> _Supplied data_:

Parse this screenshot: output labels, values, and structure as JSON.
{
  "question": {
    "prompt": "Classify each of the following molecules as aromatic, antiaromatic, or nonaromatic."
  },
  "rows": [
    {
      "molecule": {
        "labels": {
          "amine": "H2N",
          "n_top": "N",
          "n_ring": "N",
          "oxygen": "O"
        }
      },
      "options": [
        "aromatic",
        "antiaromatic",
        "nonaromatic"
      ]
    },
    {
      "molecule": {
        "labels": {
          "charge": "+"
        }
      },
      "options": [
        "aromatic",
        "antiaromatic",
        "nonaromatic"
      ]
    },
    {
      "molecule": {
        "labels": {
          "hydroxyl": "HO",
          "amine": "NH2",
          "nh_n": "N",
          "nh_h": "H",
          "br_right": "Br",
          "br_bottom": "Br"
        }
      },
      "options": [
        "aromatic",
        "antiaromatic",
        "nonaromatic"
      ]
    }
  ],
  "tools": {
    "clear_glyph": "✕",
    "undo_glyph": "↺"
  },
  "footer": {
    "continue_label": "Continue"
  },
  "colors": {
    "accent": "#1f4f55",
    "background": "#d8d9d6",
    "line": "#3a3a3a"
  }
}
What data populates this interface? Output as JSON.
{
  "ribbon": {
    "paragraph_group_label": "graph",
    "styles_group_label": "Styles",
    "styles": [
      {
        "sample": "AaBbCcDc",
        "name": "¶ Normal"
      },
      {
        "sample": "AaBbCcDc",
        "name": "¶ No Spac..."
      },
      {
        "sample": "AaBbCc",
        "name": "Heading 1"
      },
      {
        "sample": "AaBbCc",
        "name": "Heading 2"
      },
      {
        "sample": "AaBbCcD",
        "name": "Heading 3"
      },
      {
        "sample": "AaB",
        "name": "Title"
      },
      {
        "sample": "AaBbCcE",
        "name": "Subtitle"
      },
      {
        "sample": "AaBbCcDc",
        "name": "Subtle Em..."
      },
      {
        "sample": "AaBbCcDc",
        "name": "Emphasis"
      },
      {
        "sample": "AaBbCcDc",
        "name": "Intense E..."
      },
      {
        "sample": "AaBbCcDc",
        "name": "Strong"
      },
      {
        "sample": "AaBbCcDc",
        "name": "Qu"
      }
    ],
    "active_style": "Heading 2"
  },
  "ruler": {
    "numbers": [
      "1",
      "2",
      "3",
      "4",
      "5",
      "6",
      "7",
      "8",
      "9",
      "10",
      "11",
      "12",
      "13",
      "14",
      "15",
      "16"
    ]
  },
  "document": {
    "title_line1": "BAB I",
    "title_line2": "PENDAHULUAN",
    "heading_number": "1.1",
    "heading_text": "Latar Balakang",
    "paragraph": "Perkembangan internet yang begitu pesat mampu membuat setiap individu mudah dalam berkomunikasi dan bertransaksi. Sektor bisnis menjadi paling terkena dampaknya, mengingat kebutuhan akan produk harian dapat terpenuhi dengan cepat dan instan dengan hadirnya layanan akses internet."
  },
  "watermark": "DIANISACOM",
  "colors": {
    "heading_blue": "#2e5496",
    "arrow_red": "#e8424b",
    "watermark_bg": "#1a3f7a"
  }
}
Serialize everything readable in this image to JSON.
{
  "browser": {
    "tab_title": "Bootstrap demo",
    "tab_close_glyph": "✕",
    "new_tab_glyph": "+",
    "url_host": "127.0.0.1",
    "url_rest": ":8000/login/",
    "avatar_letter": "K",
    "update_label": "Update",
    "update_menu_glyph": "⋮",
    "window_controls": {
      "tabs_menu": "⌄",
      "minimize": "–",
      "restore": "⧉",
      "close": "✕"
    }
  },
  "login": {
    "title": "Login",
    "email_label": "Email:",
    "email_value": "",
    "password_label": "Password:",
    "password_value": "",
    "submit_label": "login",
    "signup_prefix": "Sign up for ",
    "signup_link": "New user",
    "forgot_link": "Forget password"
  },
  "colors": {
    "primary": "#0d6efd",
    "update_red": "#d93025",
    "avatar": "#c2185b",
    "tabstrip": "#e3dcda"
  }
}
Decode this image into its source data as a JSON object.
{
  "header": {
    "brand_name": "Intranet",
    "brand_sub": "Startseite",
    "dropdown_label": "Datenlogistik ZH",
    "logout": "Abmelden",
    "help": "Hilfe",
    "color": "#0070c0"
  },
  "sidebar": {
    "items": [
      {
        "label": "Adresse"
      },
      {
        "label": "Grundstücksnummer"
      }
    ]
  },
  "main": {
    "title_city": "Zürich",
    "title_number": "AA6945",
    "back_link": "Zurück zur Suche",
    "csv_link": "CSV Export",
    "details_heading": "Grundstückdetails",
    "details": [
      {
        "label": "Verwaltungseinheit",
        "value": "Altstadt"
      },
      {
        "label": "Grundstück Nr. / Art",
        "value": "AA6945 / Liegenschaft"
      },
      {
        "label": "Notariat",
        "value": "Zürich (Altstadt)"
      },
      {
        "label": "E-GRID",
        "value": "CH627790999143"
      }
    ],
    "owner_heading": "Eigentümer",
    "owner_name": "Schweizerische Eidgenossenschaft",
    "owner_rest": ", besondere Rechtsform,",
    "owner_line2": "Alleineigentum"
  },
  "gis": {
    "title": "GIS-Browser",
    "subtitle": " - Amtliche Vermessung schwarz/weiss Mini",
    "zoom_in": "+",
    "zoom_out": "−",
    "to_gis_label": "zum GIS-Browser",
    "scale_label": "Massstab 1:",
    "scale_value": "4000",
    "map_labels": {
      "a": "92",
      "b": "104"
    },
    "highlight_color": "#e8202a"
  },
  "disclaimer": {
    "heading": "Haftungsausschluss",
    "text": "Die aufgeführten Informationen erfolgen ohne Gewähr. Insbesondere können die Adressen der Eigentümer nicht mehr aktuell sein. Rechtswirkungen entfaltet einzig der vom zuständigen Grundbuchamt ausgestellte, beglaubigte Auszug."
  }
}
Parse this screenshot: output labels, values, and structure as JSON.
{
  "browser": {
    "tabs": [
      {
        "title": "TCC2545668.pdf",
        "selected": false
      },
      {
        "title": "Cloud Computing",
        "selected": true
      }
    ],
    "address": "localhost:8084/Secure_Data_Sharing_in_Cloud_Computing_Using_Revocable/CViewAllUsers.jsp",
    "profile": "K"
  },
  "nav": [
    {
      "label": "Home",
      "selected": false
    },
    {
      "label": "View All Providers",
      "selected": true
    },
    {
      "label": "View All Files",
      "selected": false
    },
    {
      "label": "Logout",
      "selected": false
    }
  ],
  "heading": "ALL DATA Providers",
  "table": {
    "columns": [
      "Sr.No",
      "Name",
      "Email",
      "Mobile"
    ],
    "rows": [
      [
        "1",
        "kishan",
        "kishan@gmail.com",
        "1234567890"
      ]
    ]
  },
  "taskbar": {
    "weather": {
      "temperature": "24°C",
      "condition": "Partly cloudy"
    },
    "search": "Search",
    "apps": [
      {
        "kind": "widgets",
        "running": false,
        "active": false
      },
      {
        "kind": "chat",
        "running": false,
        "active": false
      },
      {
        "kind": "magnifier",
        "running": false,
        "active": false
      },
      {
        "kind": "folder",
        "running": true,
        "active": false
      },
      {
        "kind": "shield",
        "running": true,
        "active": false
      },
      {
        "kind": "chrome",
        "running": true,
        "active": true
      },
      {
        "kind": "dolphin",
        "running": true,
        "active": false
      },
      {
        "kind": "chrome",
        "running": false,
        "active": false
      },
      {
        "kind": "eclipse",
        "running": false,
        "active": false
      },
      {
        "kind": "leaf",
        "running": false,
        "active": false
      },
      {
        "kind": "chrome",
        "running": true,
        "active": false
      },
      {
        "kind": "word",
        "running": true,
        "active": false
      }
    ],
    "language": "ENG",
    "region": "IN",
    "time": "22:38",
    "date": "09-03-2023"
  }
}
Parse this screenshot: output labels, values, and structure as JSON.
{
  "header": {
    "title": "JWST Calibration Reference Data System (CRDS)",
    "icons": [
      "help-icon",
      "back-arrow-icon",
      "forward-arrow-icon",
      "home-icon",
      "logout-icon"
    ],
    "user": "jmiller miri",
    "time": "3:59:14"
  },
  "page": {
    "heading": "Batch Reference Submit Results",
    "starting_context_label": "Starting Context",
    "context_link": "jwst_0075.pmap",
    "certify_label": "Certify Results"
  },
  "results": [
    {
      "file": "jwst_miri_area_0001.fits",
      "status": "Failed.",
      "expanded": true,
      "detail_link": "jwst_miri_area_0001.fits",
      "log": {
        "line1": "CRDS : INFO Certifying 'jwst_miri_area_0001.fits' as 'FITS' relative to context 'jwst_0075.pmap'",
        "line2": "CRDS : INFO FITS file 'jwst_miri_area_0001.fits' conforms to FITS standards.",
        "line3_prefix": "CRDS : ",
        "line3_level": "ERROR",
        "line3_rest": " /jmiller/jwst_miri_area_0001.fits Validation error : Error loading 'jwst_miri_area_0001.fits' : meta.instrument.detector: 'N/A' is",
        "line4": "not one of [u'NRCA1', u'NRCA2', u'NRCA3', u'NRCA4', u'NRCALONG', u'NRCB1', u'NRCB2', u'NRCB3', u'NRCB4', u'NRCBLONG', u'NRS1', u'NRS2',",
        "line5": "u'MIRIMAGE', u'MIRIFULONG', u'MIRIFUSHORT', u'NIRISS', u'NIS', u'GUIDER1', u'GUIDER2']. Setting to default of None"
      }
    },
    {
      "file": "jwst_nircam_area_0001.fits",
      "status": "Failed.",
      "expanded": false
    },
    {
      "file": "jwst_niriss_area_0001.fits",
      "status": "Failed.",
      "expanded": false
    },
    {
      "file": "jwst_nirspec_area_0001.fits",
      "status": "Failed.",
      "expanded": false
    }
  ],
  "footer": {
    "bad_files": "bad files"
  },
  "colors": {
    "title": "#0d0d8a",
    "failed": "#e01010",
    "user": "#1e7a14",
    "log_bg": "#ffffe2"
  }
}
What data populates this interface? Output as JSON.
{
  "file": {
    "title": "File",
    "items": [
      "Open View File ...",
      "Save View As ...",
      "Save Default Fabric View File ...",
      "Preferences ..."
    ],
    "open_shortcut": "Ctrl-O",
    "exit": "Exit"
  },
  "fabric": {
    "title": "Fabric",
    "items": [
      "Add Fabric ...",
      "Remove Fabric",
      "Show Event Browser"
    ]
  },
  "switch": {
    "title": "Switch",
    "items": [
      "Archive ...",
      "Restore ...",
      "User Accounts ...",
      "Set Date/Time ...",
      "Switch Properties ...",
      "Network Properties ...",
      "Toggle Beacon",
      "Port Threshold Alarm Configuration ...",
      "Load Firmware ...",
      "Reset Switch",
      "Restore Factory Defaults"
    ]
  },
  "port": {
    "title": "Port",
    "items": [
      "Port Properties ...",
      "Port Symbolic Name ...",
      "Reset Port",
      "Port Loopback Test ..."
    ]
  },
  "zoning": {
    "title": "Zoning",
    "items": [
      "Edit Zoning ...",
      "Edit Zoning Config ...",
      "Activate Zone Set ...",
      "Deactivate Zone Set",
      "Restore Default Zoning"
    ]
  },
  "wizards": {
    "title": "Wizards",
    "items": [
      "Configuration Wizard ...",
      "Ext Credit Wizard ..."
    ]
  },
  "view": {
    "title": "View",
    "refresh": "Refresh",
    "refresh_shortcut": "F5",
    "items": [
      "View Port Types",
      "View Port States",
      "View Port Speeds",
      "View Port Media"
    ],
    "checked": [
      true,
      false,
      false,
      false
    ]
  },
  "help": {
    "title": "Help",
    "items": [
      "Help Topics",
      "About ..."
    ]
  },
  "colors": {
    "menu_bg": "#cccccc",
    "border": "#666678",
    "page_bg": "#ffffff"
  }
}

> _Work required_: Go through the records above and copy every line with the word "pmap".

> _Exercise response_:
    "context_link": "jwst_0075.pmap",
        "line1": "CRDS : INFO Certifying 'jwst_miri_area_0001.fits' as 'FITS' relative to context 'jwst_0075.pmap'",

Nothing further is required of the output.